As a parent who sends his children to CFI, I can state without hesitation that the school has a wonderful sense of community. Communication with parents is outstanding, through online systems, parent-teacher conferences, and speedy replies to emails from our childrens' teachers. Every morning our children are greeted with smiling faces and kind words. We enjoy talking with other parents as we pick up and drop off our children. In regards to class size, I found the sizes to be no larger than some of the private schools we looked at, and in some instances, they were smaller. The principal is new, and may seem formal at first, but throughout the year she has proven to be very warm and caring, sitting with the kids during convocations and reassuring one of my children when he had a hard time saying goodbye to us one day. Our kids look up to her and love her visits to the classroom! I am very happy with our children's experience at CFI.
I have been extremely lucky to work at CFI for 12 years. Throughout my time, I have been supported by amazing colleagues, administrators, parents, and community partners. The children I serve are passionate about learning and community service. CFI is more than a school, it is a family.

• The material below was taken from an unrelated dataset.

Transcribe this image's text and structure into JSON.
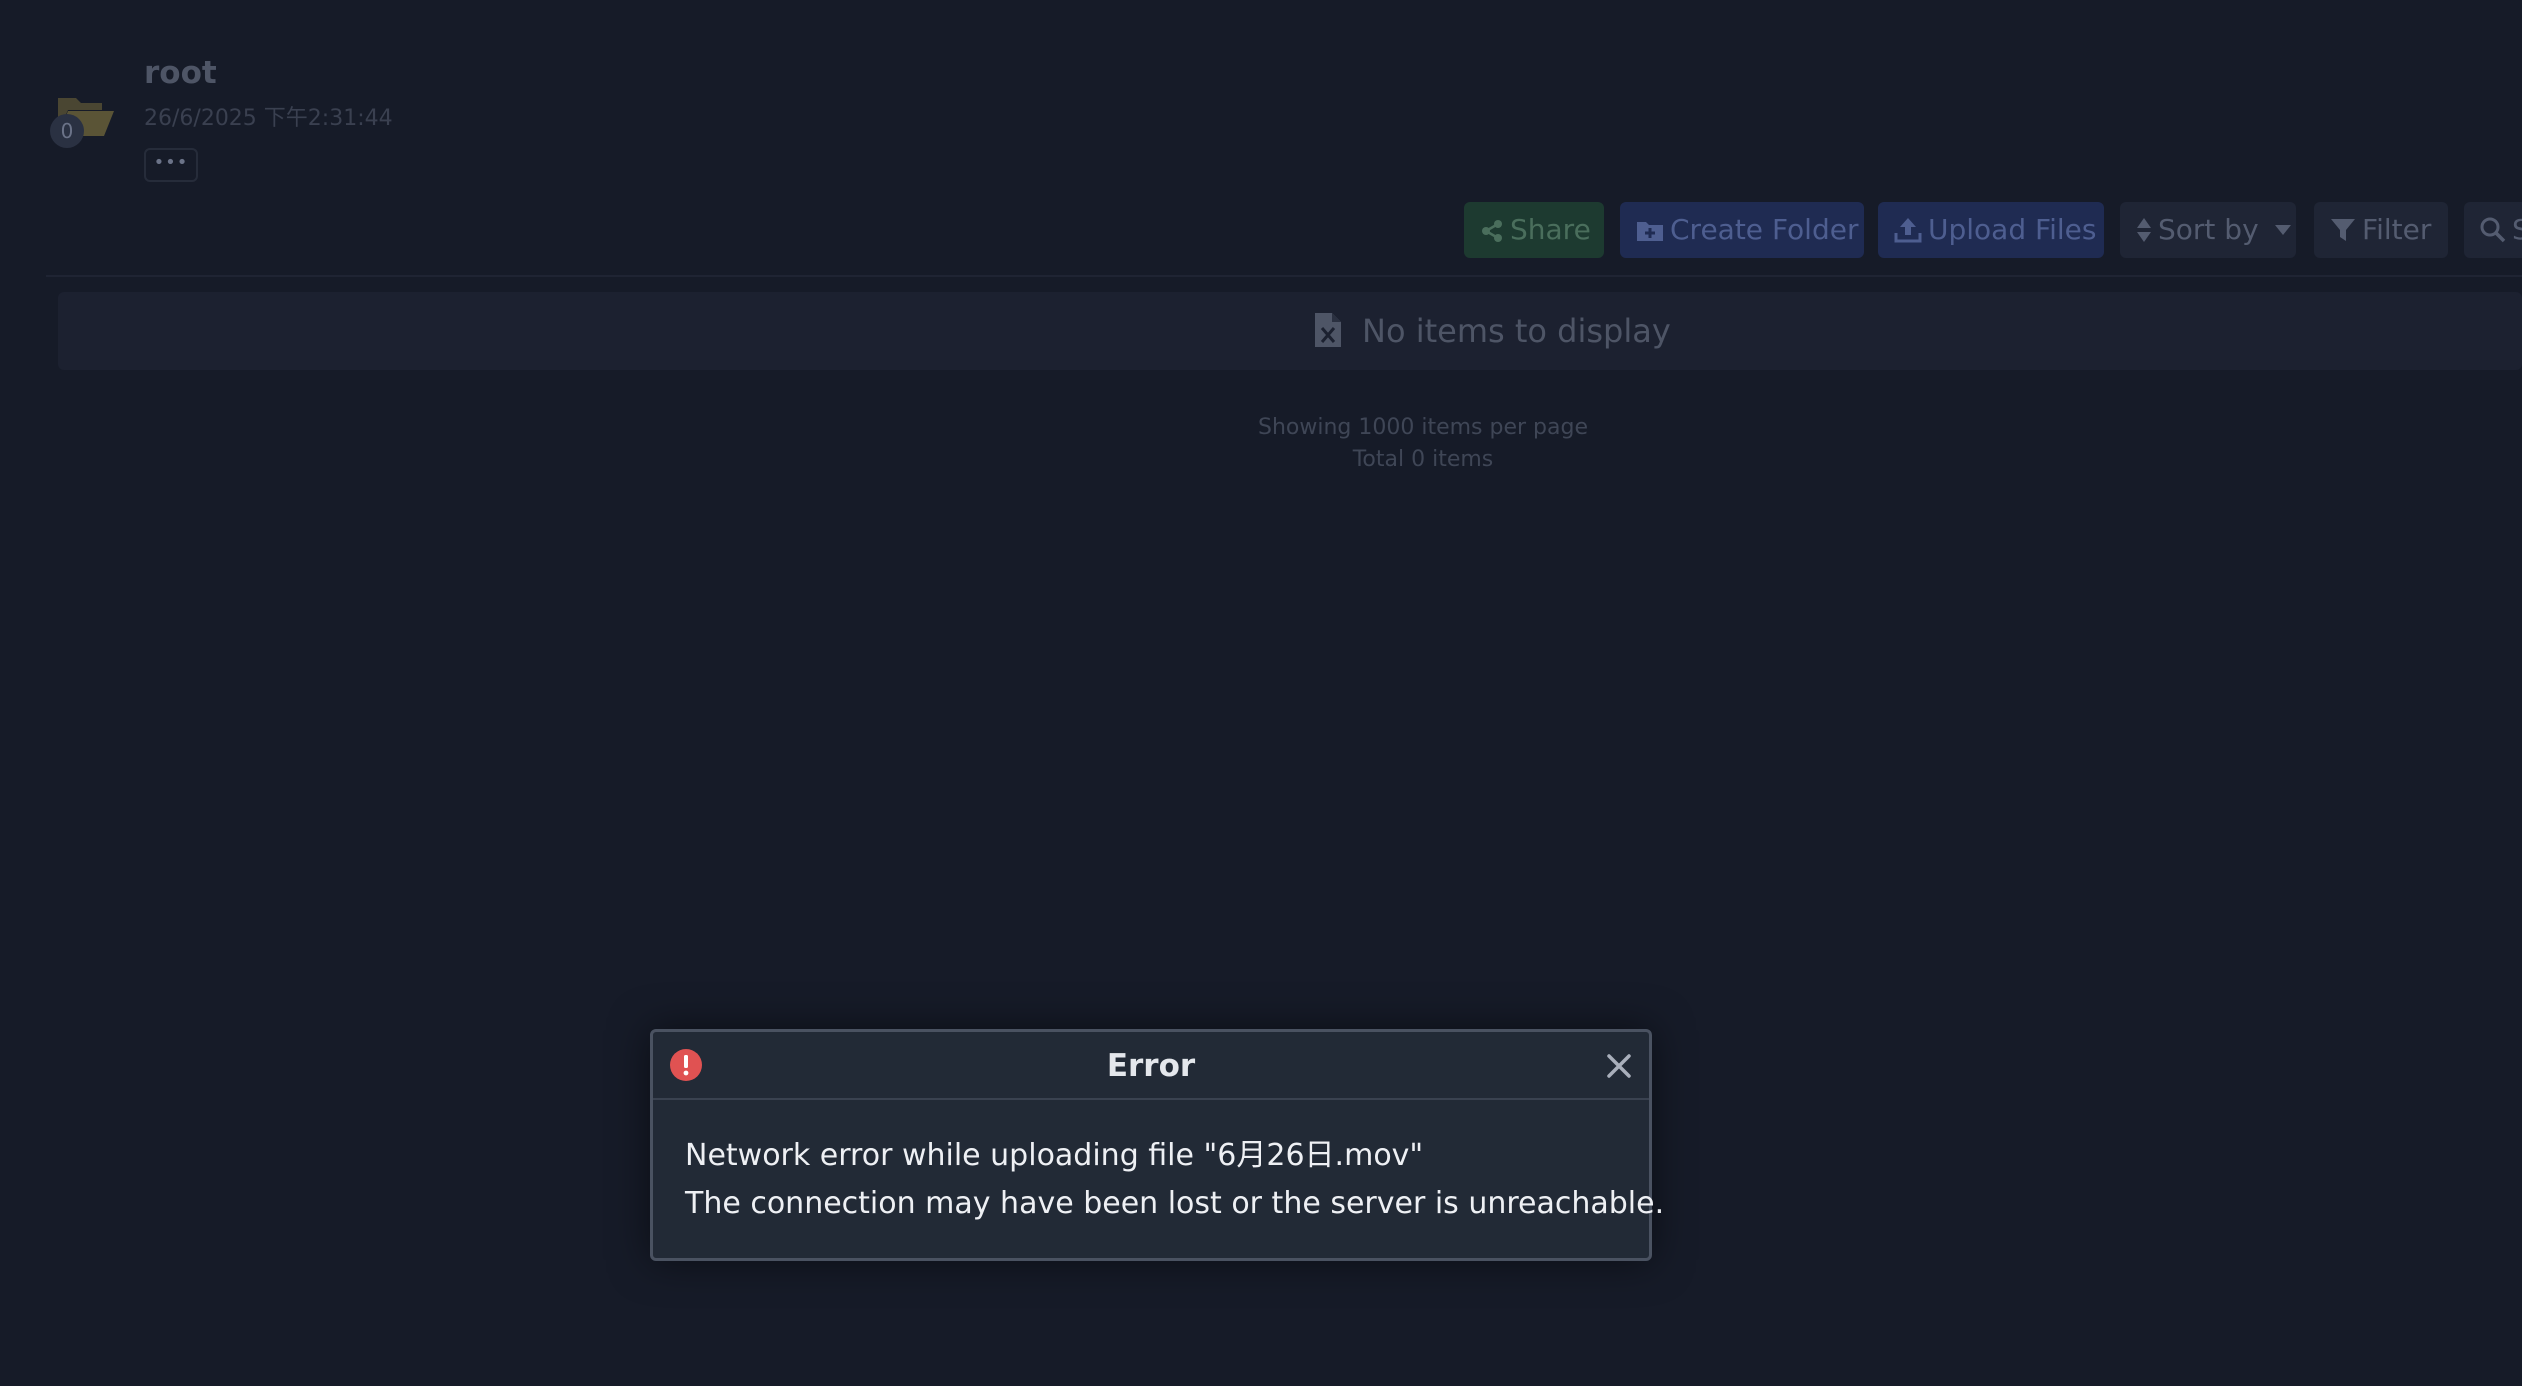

We have had kids at this amazing IB school for 10 years, and it is nothing short of remarkable--rigorous, nurturing, diverse, arts savvy, project-based, eco-conscious, entirely focused on the whole child and launching them as inquiring citizens of the world. This is what public education should be.